**Activity**
Everything in the records is to be written out exactly, except the pictures.

┌────────

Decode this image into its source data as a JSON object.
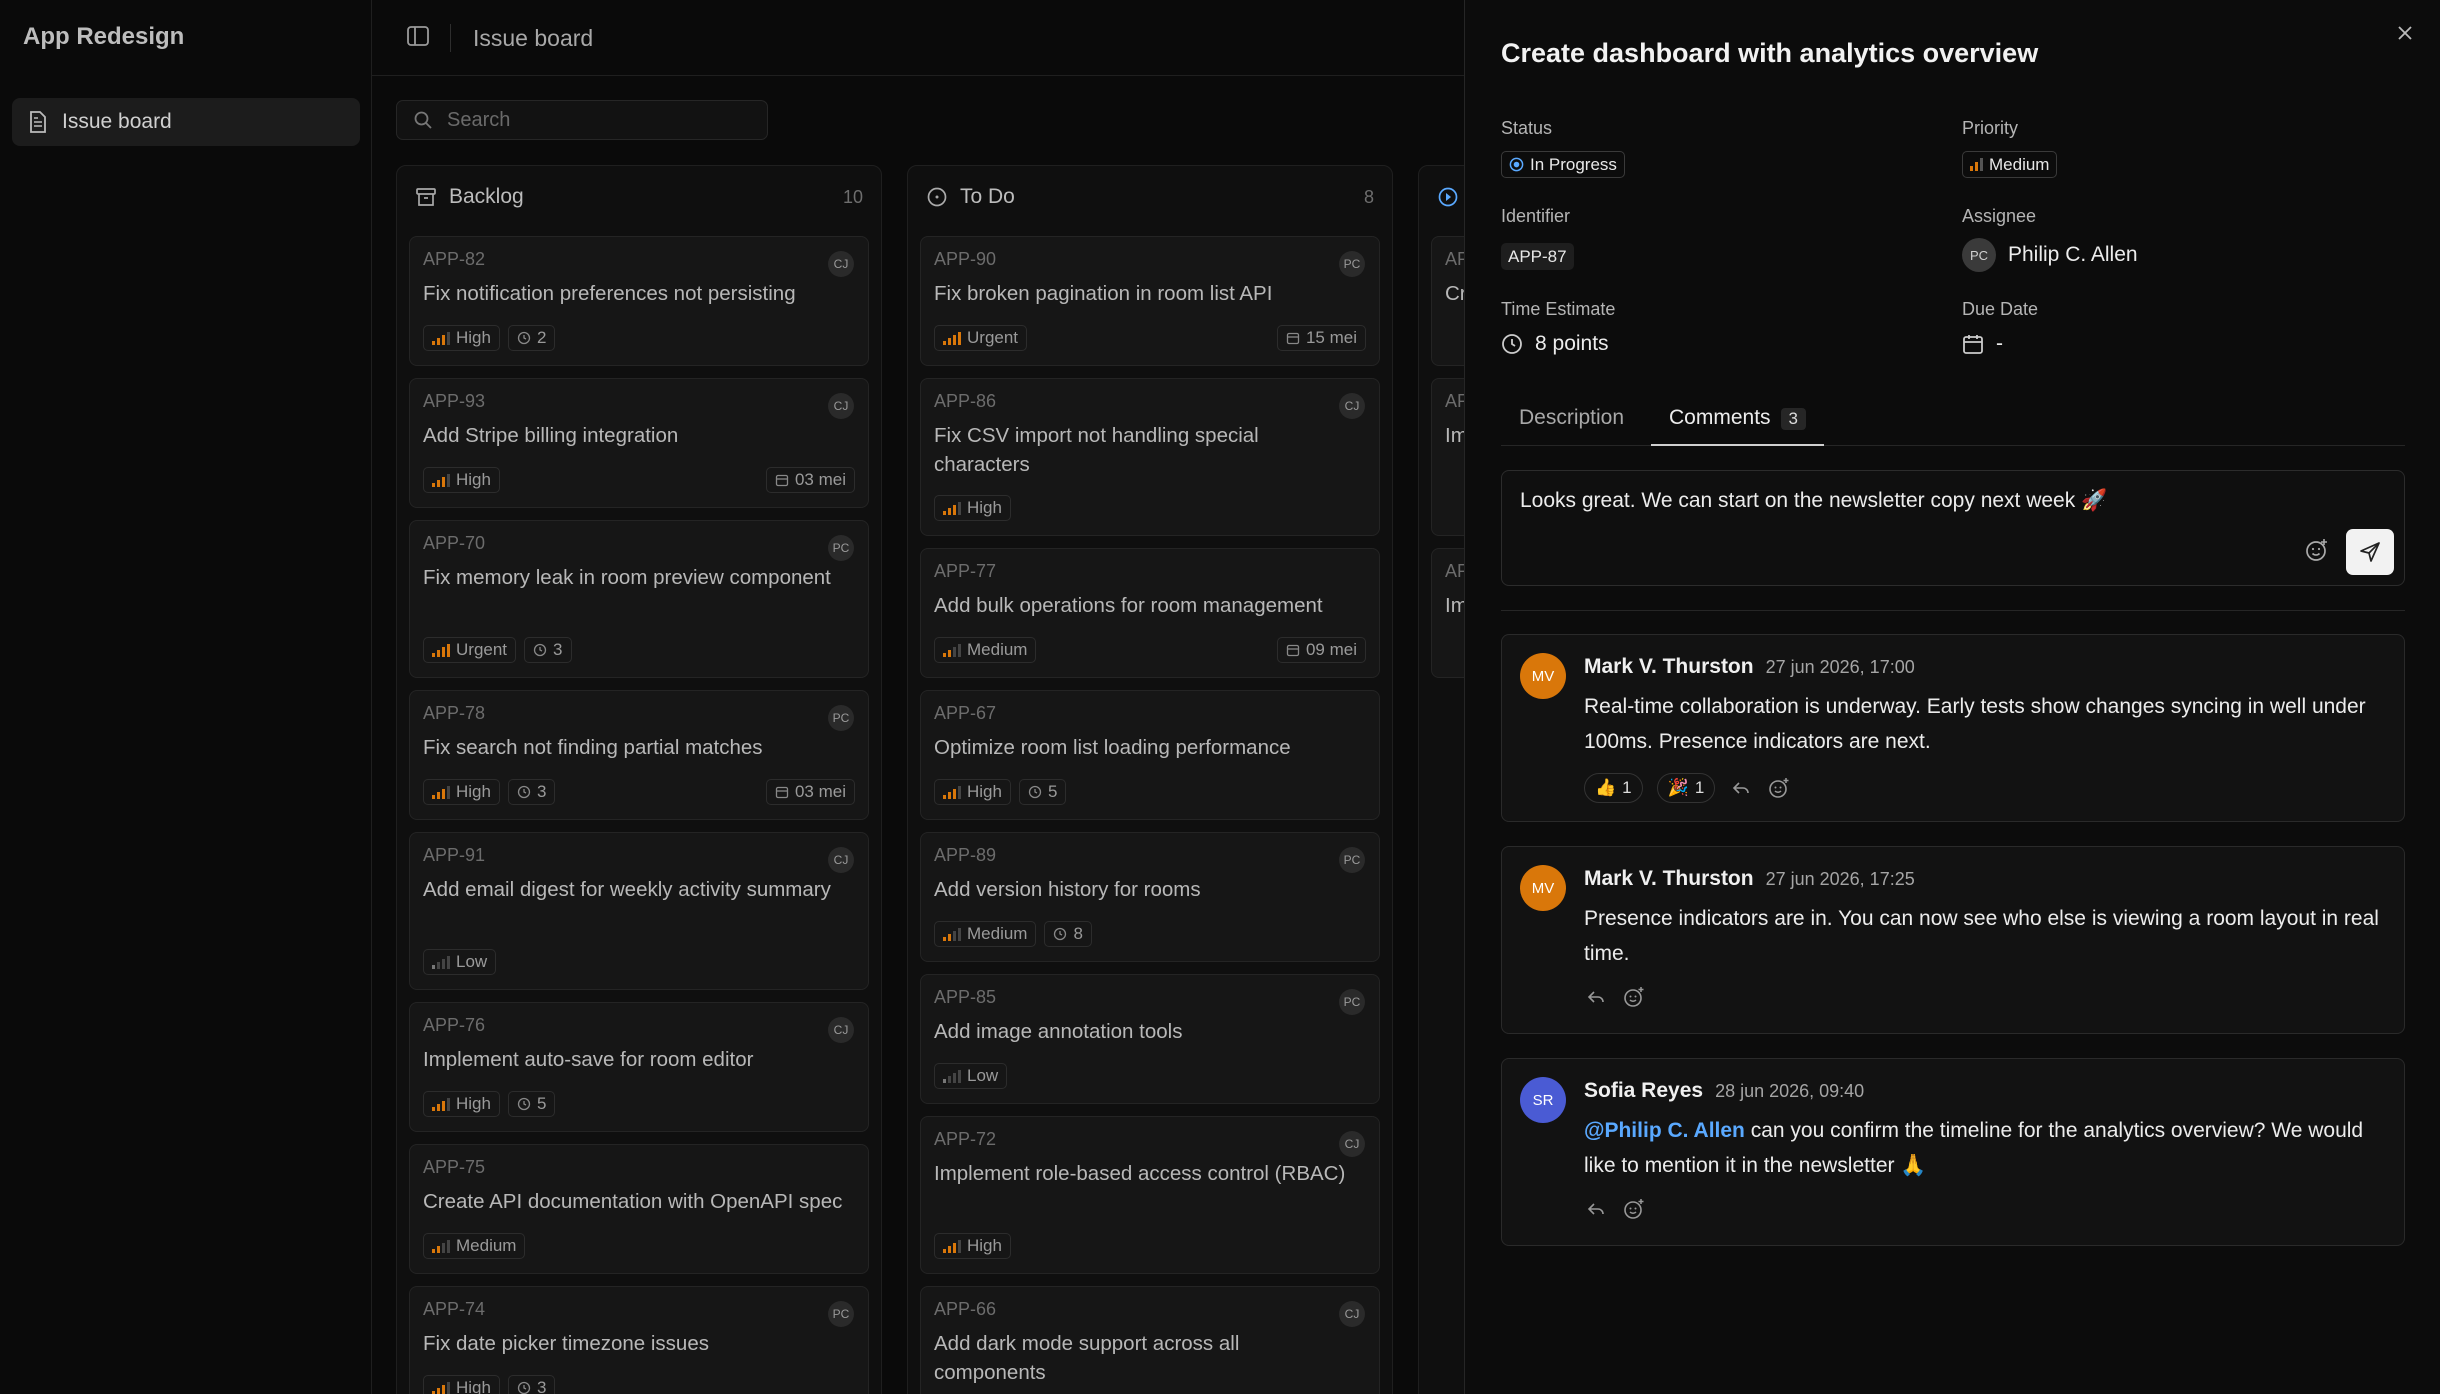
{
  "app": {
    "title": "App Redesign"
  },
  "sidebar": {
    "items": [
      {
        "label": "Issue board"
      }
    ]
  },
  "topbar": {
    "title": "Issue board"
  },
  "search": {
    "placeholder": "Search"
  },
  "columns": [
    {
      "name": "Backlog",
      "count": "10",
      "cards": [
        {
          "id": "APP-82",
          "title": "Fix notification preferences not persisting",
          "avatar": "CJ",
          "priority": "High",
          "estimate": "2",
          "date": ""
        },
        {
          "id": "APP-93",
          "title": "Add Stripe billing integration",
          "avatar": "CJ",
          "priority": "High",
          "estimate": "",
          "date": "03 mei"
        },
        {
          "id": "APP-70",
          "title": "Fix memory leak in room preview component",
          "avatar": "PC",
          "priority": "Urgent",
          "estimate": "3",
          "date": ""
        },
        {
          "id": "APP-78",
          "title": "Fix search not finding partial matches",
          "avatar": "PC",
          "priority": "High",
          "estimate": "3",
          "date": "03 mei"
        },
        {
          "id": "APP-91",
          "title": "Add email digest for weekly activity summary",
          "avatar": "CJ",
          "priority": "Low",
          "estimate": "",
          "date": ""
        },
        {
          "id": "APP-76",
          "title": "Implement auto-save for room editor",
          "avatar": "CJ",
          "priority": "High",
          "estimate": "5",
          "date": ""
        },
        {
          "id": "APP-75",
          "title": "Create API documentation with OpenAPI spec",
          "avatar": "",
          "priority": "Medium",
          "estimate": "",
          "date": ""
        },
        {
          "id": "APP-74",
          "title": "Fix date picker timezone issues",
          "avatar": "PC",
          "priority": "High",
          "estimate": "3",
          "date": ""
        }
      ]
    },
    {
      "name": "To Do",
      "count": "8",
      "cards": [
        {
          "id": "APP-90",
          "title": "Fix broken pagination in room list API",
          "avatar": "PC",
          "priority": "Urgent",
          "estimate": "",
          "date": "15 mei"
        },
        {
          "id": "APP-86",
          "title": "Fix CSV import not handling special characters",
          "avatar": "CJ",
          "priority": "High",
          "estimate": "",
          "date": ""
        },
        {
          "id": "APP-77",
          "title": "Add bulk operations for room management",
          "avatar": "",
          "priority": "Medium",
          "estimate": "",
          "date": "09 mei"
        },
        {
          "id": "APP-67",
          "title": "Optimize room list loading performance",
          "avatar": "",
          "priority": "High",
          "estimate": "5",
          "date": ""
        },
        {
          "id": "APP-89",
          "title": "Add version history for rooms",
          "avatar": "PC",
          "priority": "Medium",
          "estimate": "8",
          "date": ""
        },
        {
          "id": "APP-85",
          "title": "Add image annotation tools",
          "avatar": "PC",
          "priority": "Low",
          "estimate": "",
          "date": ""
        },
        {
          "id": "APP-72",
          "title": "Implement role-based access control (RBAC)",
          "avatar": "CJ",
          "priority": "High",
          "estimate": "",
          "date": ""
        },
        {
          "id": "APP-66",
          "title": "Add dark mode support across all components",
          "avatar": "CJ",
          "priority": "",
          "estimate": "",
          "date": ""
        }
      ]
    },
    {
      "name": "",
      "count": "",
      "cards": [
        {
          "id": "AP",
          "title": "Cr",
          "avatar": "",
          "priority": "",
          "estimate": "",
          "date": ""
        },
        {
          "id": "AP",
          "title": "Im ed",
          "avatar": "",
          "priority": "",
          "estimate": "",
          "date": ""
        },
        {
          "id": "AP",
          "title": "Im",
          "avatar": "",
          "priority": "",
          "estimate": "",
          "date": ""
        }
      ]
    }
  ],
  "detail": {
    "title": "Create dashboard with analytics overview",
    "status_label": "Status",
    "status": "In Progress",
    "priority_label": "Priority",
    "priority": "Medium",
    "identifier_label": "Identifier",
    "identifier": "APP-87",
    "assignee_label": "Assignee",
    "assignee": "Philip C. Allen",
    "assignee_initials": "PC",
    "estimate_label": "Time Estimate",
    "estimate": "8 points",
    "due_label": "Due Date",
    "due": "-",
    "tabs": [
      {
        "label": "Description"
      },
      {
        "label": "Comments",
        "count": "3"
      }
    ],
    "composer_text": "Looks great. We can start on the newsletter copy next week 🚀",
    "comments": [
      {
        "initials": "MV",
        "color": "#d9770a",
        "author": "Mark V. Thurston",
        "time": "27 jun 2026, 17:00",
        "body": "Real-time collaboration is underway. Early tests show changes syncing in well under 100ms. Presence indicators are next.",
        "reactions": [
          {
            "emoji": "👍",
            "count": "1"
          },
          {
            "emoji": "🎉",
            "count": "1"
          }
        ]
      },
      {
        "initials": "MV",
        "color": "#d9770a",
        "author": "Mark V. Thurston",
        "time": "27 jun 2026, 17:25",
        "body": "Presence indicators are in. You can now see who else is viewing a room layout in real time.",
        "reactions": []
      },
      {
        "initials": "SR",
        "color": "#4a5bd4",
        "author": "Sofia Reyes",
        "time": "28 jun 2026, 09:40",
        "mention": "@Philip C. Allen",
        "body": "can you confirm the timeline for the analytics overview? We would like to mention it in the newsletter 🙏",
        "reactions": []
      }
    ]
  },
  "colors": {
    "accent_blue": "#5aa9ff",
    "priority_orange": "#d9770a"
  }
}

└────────

**Output of the exercise**
Decode this image into its source data as a JSON object.
{
  "app": {
    "title": "App Redesign"
  },
  "sidebar": {
    "items": [
      {
        "label": "Issue board"
      }
    ]
  },
  "topbar": {
    "title": "Issue board"
  },
  "search": {
    "placeholder": "Search"
  },
  "columns": [
    {
      "name": "Backlog",
      "count": "10",
      "cards": [
        {
          "id": "APP-82",
          "title": "Fix notification preferences not persisting",
          "avatar": "CJ",
          "priority": "High",
          "estimate": "2",
          "date": ""
        },
        {
          "id": "APP-93",
          "title": "Add Stripe billing integration",
          "avatar": "CJ",
          "priority": "High",
          "estimate": "",
          "date": "03 mei"
        },
        {
          "id": "APP-70",
          "title": "Fix memory leak in room preview component",
          "avatar": "PC",
          "priority": "Urgent",
          "estimate": "3",
          "date": ""
        },
        {
          "id": "APP-78",
          "title": "Fix search not finding partial matches",
          "avatar": "PC",
          "priority": "High",
          "estimate": "3",
          "date": "03 mei"
        },
        {
          "id": "APP-91",
          "title": "Add email digest for weekly activity summary",
          "avatar": "CJ",
          "priority": "Low",
          "estimate": "",
          "date": ""
        },
        {
          "id": "APP-76",
          "title": "Implement auto-save for room editor",
          "avatar": "CJ",
          "priority": "High",
          "estimate": "5",
          "date": ""
        },
        {
          "id": "APP-75",
          "title": "Create API documentation with OpenAPI spec",
          "avatar": "",
          "priority": "Medium",
          "estimate": "",
          "date": ""
        },
        {
          "id": "APP-74",
          "title": "Fix date picker timezone issues",
          "avatar": "PC",
          "priority": "High",
          "estimate": "3",
          "date": ""
        }
      ]
    },
    {
      "name": "To Do",
      "count": "8",
      "cards": [
        {
          "id": "APP-90",
          "title": "Fix broken pagination in room list API",
          "avatar": "PC",
          "priority": "Urgent",
          "estimate": "",
          "date": "15 mei"
        },
        {
          "id": "APP-86",
          "title": "Fix CSV import not handling special characters",
          "avatar": "CJ",
          "priority": "High",
          "estimate": "",
          "date": ""
        },
        {
          "id": "APP-77",
          "title": "Add bulk operations for room management",
          "avatar": "",
          "priority": "Medium",
          "estimate": "",
          "date": "09 mei"
        },
        {
          "id": "APP-67",
          "title": "Optimize room list loading performance",
          "avatar": "",
          "priority": "High",
          "estimate": "5",
          "date": ""
        },
        {
          "id": "APP-89",
          "title": "Add version history for rooms",
          "avatar": "PC",
          "priority": "Medium",
          "estimate": "8",
          "date": ""
        },
        {
          "id": "APP-85",
          "title": "Add image annotation tools",
          "avatar": "PC",
          "priority": "Low",
          "estimate": "",
          "date": ""
        },
        {
          "id": "APP-72",
          "title": "Implement role-based access control (RBAC)",
          "avatar": "CJ",
          "priority": "High",
          "estimate": "",
          "date": ""
        },
        {
          "id": "APP-66",
          "title": "Add dark mode support across all components",
          "avatar": "CJ",
          "priority": "",
          "estimate": "",
          "date": ""
        }
      ]
    },
    {
      "name": "",
      "count": "",
      "cards": [
        {
          "id": "AP",
          "title": "Cr",
          "avatar": "",
          "priority": "",
          "estimate": "",
          "date": ""
        },
        {
          "id": "AP",
          "title": "Im ed",
          "avatar": "",
          "priority": "",
          "estimate": "",
          "date": ""
        },
        {
          "id": "AP",
          "title": "Im",
          "avatar": "",
          "priority": "",
          "estimate": "",
          "date": ""
        }
      ]
    }
  ],
  "detail": {
    "title": "Create dashboard with analytics overview",
    "status_label": "Status",
    "status": "In Progress",
    "priority_label": "Priority",
    "priority": "Medium",
    "identifier_label": "Identifier",
    "identifier": "APP-87",
    "assignee_label": "Assignee",
    "assignee": "Philip C. Allen",
    "assignee_initials": "PC",
    "estimate_label": "Time Estimate",
    "estimate": "8 points",
    "due_label": "Due Date",
    "due": "-",
    "tabs": [
      {
        "label": "Description"
      },
      {
        "label": "Comments",
        "count": "3"
      }
    ],
    "composer_text": "Looks great. We can start on the newsletter copy next week 🚀",
    "comments": [
      {
        "initials": "MV",
        "color": "#d9770a",
        "author": "Mark V. Thurston",
        "time": "27 jun 2026, 17:00",
        "body": "Real-time collaboration is underway. Early tests show changes syncing in well under 100ms. Presence indicators are next.",
        "reactions": [
          {
            "emoji": "👍",
            "count": "1"
          },
          {
            "emoji": "🎉",
            "count": "1"
          }
        ]
      },
      {
        "initials": "MV",
        "color": "#d9770a",
        "author": "Mark V. Thurston",
        "time": "27 jun 2026, 17:25",
        "body": "Presence indicators are in. You can now see who else is viewing a room layout in real time.",
        "reactions": []
      },
      {
        "initials": "SR",
        "color": "#4a5bd4",
        "author": "Sofia Reyes",
        "time": "28 jun 2026, 09:40",
        "mention": "@Philip C. Allen",
        "body": "can you confirm the timeline for the analytics overview? We would like to mention it in the newsletter 🙏",
        "reactions": []
      }
    ]
  },
  "colors": {
    "accent_blue": "#5aa9ff",
    "priority_orange": "#d9770a"
  }
}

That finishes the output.